We Must Revitalize The Process for Vetting Candidates. Though we can fundamentally thank the tea party for candidates like Todd Akin, it’s still incumbent upon the Republican Party structure to ensure that candidates like Sarah Palin, Todd Akin, and Linda McMahon aren’t the nominees in critical elections. See importance of 2014 midterms.
We Must Refine Our Voter Expectations. Are voters in the U.S. selfless? Do they care about future generations? Are we still fundamentally a center right nation? How do we exactly expect Americans to vote? For my part, I still consider us to be a center right nation, though I question the true character of our voting electorate. We cannot effectively communicate with voters if we’ve fundamentally mischaracterized them in our messaging assumptions.
Retail Politics Still Works. Again, see 2012 Republican Presidential Primary: Rick Santorum for President. And, if 2012 is any indication, we can’t advertise our way into winning the electoral college.

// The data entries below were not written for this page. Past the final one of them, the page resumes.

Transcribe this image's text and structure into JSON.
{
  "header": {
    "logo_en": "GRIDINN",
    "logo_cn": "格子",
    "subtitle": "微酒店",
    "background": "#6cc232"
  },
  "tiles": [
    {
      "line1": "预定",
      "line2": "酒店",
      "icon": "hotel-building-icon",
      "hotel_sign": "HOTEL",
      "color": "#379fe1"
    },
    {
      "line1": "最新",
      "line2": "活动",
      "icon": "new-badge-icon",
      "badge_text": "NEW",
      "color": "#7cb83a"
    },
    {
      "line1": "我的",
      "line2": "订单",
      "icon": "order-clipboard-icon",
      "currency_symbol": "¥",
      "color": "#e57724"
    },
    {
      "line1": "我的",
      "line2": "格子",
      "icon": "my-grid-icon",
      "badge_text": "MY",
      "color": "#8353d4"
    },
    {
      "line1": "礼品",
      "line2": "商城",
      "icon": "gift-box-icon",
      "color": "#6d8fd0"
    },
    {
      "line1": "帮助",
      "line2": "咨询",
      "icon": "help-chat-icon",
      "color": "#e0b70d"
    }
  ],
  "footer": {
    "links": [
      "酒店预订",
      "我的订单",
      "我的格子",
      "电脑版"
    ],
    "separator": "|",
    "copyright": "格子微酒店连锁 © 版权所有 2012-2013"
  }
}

We Cannot Forsake the Ghost of Reagan. Last week, a local pundit insisted that it was time for the Republican Party to leave behind the ghost of Ronald Reagan. I couldn’t disagree more strongly. The principles and strategies upon which Reagan based his decisions and administrations are more relevant today in democratic republicanism than ever before. It’s critical that we determine how to revitalize and reapply those principles.